## EXERCISE DIRECTIONS
State how many lines in the entries below hold the string "startDate", and give nothing besides that number.
▼
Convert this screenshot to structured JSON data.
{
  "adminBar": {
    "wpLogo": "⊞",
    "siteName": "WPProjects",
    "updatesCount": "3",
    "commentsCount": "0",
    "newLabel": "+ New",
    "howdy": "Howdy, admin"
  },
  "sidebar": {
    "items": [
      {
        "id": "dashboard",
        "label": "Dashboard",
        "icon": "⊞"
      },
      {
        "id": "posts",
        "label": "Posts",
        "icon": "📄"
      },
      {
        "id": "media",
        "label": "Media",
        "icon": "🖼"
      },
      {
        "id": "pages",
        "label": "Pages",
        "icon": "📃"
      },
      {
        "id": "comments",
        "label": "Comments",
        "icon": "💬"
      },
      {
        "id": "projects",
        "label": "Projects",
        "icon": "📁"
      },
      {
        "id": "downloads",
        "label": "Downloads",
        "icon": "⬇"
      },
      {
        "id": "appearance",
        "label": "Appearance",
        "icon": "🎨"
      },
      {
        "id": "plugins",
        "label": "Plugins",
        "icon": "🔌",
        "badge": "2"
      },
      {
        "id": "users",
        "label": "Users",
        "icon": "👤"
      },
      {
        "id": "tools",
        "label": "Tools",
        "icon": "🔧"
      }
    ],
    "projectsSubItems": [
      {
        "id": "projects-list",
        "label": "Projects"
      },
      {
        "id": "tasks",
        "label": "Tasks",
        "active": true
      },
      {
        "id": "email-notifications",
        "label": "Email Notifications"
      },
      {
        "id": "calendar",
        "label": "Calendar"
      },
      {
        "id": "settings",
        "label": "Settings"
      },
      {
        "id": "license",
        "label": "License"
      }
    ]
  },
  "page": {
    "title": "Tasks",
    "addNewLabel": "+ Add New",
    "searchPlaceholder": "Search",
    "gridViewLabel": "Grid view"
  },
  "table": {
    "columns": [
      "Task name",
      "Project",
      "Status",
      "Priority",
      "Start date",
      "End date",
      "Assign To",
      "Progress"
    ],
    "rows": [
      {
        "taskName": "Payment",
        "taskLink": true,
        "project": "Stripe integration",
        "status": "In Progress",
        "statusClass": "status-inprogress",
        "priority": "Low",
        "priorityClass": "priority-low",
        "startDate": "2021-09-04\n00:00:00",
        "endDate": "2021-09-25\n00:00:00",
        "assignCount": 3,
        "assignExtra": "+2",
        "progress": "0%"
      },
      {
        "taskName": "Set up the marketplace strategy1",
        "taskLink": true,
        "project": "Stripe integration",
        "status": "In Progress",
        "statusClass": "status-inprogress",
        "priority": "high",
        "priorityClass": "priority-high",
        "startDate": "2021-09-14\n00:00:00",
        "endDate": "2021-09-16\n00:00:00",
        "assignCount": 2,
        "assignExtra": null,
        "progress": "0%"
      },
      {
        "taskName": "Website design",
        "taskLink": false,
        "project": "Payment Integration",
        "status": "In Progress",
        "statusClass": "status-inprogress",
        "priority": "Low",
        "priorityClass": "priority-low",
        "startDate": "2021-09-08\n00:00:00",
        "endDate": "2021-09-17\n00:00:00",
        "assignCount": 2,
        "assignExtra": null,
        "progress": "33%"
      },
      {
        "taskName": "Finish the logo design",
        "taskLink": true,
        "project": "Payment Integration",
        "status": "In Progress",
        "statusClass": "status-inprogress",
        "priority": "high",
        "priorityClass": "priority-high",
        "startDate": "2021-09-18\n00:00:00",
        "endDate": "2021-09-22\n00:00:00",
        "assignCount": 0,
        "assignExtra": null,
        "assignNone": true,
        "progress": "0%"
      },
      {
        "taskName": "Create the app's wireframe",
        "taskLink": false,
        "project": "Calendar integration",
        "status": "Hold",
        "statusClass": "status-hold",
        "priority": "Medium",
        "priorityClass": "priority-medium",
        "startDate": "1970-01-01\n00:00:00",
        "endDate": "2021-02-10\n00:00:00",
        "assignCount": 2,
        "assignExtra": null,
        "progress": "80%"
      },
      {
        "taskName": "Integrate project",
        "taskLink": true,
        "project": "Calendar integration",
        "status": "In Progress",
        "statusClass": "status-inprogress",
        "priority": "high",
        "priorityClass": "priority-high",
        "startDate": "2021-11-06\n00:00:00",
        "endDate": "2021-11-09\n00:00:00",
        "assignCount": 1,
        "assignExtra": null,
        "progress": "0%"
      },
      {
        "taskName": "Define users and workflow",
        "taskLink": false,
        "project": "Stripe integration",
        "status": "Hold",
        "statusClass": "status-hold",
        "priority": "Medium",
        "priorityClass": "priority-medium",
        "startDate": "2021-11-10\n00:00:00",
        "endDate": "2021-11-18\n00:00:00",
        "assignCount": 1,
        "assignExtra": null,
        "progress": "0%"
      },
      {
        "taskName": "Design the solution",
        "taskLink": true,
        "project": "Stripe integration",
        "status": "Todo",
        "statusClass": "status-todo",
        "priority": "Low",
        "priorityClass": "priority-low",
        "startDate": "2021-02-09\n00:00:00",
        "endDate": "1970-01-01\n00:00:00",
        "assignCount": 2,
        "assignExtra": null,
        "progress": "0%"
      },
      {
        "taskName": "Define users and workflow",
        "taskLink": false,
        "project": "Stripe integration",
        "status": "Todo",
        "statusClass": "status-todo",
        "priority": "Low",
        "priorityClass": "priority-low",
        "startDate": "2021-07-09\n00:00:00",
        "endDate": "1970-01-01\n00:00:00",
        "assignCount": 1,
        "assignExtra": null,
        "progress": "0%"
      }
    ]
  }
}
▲
## ANSWER SPACE
9